Rather than turn away patrons who don’t adhere to Dominic’s dress code, Galati says he bends the rules and allows men who are not wearing jackets to dine there. “It’s hard to get people to dress up today, and you can’t keep enough jackets on hand,” he notes.

However, if a man comes in wearing shirtsleeves on his first visit, the next time he is likely to be wearing a jacket, Galati says, after seeing how the others are dressed.

Another change is that most people are eating lighter. “We do more grilling and make sauces lighter,” he observes. “We have changed. But it’s amazing that there are still some people who want the old-fashioned dishes, like lobster in cream sauce. It’s rich, but people love it.”

The wine list now totals close to 300 wines, primarily from Italy and California. Galati seeks out small vineyards that offer good values. He also looks for wines with Wine Spectator ratings above 90.

Tony May, owner of San Domenico in New York, who knows Galati and has been to Dominic’s comments that Galati is to be commended for his staying power and for his efforts to update his menu continuously. “He serves the type of food that Italians eat today, not the way they used to eat,” May says. “He has not remained behind like so many Italian restaurants in this country.”

While Galati is keeping Dominic’s a classic fine-dining restaurant, he hopped on the casual bandwagon four years ago by opening Dominic’s Trattoria in suburban Clayton, which is open for lunch as well as dinner.
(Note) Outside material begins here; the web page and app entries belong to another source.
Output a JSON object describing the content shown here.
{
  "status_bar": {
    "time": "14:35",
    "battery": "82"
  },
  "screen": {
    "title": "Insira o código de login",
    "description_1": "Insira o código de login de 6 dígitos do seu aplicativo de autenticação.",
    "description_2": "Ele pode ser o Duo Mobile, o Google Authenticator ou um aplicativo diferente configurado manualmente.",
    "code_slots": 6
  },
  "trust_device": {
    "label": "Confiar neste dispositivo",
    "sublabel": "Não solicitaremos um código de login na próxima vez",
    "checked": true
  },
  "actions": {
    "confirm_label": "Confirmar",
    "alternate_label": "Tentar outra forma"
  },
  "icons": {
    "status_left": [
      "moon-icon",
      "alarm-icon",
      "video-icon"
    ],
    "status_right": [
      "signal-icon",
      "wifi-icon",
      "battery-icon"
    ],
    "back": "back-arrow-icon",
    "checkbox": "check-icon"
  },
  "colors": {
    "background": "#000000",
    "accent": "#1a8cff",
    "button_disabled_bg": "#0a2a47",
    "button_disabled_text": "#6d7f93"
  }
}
To keep on top of contemporary Italian food trends, he visits Italy and other European countries every year. “We always bring back something new,” he says.

2003 Restaurateur Of The Year

Lou Grone, President of the Greater St. Louis Restaurant Association has announced that Dominic and Jackie Galati have been selected as the Restaurateurs of the Year for 2003.

The award is given by fellow restaurateurs in the association and is based on contributions to the food service industry as well as civic and philanthropic activities.

Dominic and Jackie were honored at the annual inaugural dinner on Sunday, February 8, 2004 at the St. Louis Airport Marriot.

The Greater St. Louis Restaurant Association is an affiliated chapter of the Missouri Restaurant Association.